  38. Voet, 23. 2. 15; V. d. L. 1. 3. 6.
  39. Voet, 1. 7. 14; V. d. L. 1. 4. 3.
  40. Supra, p. 33.
  41. From which it follows that a father cannot make a valid gift to a son in power. Gr. 3. 2. 8; Voet, 39. 5. 6; but Schorer, following Groenewegen in notis ad Grot. loc. cit. and de leg. abr. ad Inst. 3. 20 (19). 6, says that this no longer obtains. See also V. d. K. Th. 485.
  42. Voet, 15. 1. 4; but see Van Leeuwen, 3. 16. 7; and V. d. K. Th. 104.

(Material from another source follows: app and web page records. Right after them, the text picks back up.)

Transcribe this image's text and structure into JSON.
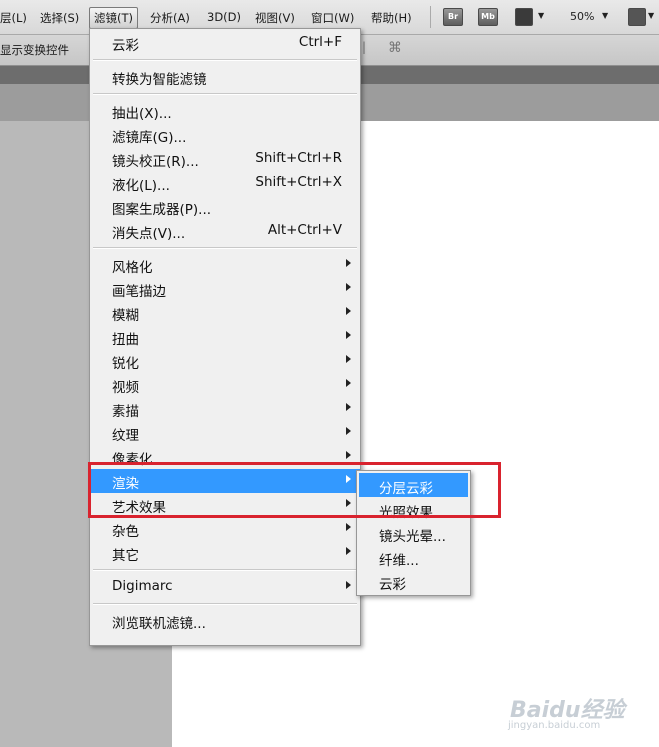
{
  "menubar": {
    "items": [
      "层(L)",
      "选择(S)",
      "滤镜(T)",
      "分析(A)",
      "3D(D)",
      "视图(V)",
      "窗口(W)",
      "帮助(H)"
    ],
    "active_index": 2,
    "br_label": "Br",
    "mb_label": "Mb",
    "zoom": "50%"
  },
  "options_bar": {
    "show_transform_controls": "显示变换控件"
  },
  "filter_menu": {
    "sections": [
      [
        {
          "label": "云彩",
          "shortcut": "Ctrl+F"
        }
      ],
      [
        {
          "label": "转换为智能滤镜"
        }
      ],
      [
        {
          "label": "抽出(X)..."
        },
        {
          "label": "滤镜库(G)..."
        },
        {
          "label": "镜头校正(R)...",
          "shortcut": "Shift+Ctrl+R"
        },
        {
          "label": "液化(L)...",
          "shortcut": "Shift+Ctrl+X"
        },
        {
          "label": "图案生成器(P)..."
        },
        {
          "label": "消失点(V)...",
          "shortcut": "Alt+Ctrl+V"
        }
      ],
      [
        {
          "label": "风格化",
          "submenu": true
        },
        {
          "label": "画笔描边",
          "submenu": true
        },
        {
          "label": "模糊",
          "submenu": true
        },
        {
          "label": "扭曲",
          "submenu": true
        },
        {
          "label": "锐化",
          "submenu": true
        },
        {
          "label": "视频",
          "submenu": true
        },
        {
          "label": "素描",
          "submenu": true
        },
        {
          "label": "纹理",
          "submenu": true
        },
        {
          "label": "像素化",
          "submenu": true
        },
        {
          "label": "渲染",
          "submenu": true,
          "highlighted": true
        },
        {
          "label": "艺术效果",
          "submenu": true
        },
        {
          "label": "杂色",
          "submenu": true
        },
        {
          "label": "其它",
          "submenu": true
        }
      ],
      [
        {
          "label": "Digimarc",
          "submenu": true
        }
      ],
      [
        {
          "label": "浏览联机滤镜..."
        }
      ]
    ]
  },
  "render_submenu": {
    "items": [
      {
        "label": "分层云彩",
        "highlighted": true
      },
      {
        "label": "光照效果..."
      },
      {
        "label": "镜头光晕..."
      },
      {
        "label": "纤维..."
      },
      {
        "label": "云彩"
      }
    ]
  },
  "watermark": {
    "brand": "Baidu经验",
    "url": "jingyan.baidu.com"
  },
  "colors": {
    "highlight": "#3399ff",
    "annotation_red": "#d9232e",
    "menu_bg": "#f0f0f0"
  }
}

  43. Gr. 1. 6. 1; and Schorer ad loc.; Van Leeuwen, 2. 7. 7; Voet, 15. 1. 4 and 25. 3. 14. For Brit. Gui. see Rego v. Cappell (1901) Brit. Gui. Off. Gaz., vol. xiii, p. 704, where it was held that the property acquired by a minor by his labour belongs to himself, and not to his parents, and consequently is not executable for their debts [G.].

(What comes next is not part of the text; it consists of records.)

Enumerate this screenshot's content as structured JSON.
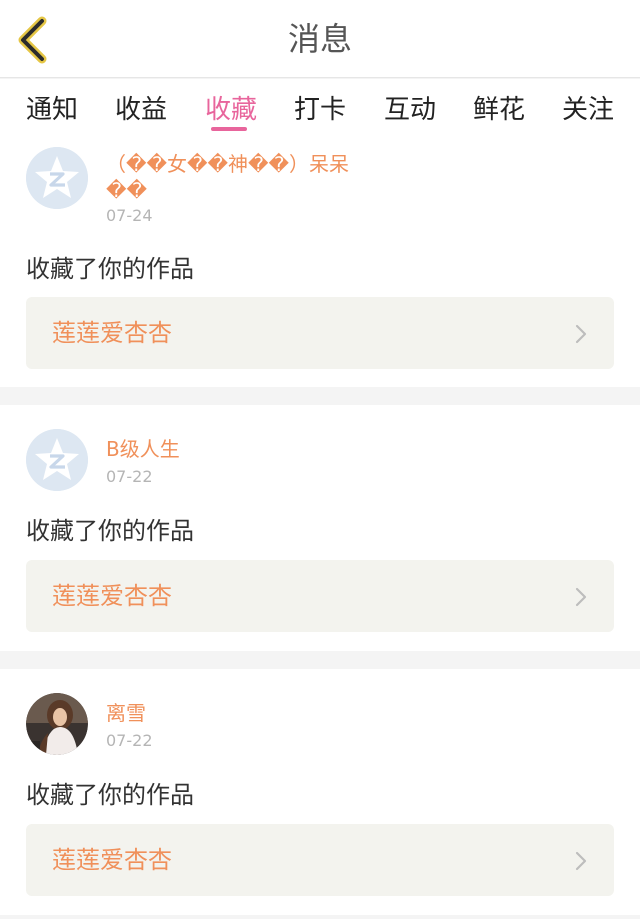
{
  "header": {
    "title": "消息",
    "back_icon": "chevron-left-icon",
    "back_color": "#e5c645"
  },
  "tabs": [
    {
      "label": "通知"
    },
    {
      "label": "收益"
    },
    {
      "label": "收藏"
    },
    {
      "label": "打卡"
    },
    {
      "label": "互动"
    },
    {
      "label": "鲜花"
    },
    {
      "label": "关注"
    }
  ],
  "active_tab": "收藏",
  "colors": {
    "accent": "#e8659c",
    "username": "#f0905a",
    "work_title": "#f0905a",
    "date": "#b5b5b5"
  },
  "notifications": [
    {
      "username_line1": "（��女��神��）呆呆",
      "username_line2": "��",
      "date": "07-24",
      "action": "收藏了你的作品",
      "work_title": "莲莲爱杏杏",
      "avatar": "default-star-avatar"
    },
    {
      "username_line1": "B级人生",
      "username_line2": "",
      "date": "07-22",
      "action": "收藏了你的作品",
      "work_title": "莲莲爱杏杏",
      "avatar": "default-star-avatar"
    },
    {
      "username_line1": "离雪",
      "username_line2": "",
      "date": "07-22",
      "action": "收藏了你的作品",
      "work_title": "莲莲爱杏杏",
      "avatar": "photo-avatar"
    }
  ]
}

  44. Van Leeuwen, 1. 13. 2, and Decker ad loc.; Voet, 14. 1. 6; Schorer, ubi sup.; V. d. K. Th. 105.
  45. Voet, 1. 6. 4.
  46. Gr. 1. 12. 9; and Schorer ad loc.; Voet, 25. 7. 6; V. d. L. 1. 4. 3. Legitimation by act of the Sovereign is disused in Cape Colony (1 Maasd. p. 9), and probably elsewhere.
  47. Gr. 1. 6. 1; Van Leeuwen, 1. 13. 3; Voet, 1. 7. 7; V. d. L. 1. 4. 2; Robb v. Mealey's Exor. (1899) 16 S. C. 133. But see V. d. K. Th. 102.
  48. Voet, 1. 7. 9.
  49. Gr. 1. 6. 4; Voet, 1. 7. II. But see Decker ad Van Leeuwen, 1. 13. 5; V. d. L. 1. 4. 3 (note 4); V. d. K. Th. 107 and 110.
  50. The two conditions need not always co-exist. A separate establishment is enough, a separate business only if the parents have not expressed a contrary intention. V. d. K. Dictat. ad Gr. 1. 6. 4. According to Voet (1. 7. 12), the separate establishment must have continued for a year and a day.
  51. Gr. 1. 6. 4; Van Leeuwen, 1. 13. 4; Voet, 1. 7. 13.
  52. Van Leeuwen, 1. 13. 6; Voet, 1. 7. 15.
  53. Voet, 1. 7. 10. But see Van Leeuwen, 1. 13. 6.
  54. Gr., 1. 6. 5. But the child, of course, remains a minor. Van Leeuwen, ubi sup. A sentence of banishment (and in the modern law, no doubt, a long term of imprisonment) has the same effect. V. d. K. Th. 109.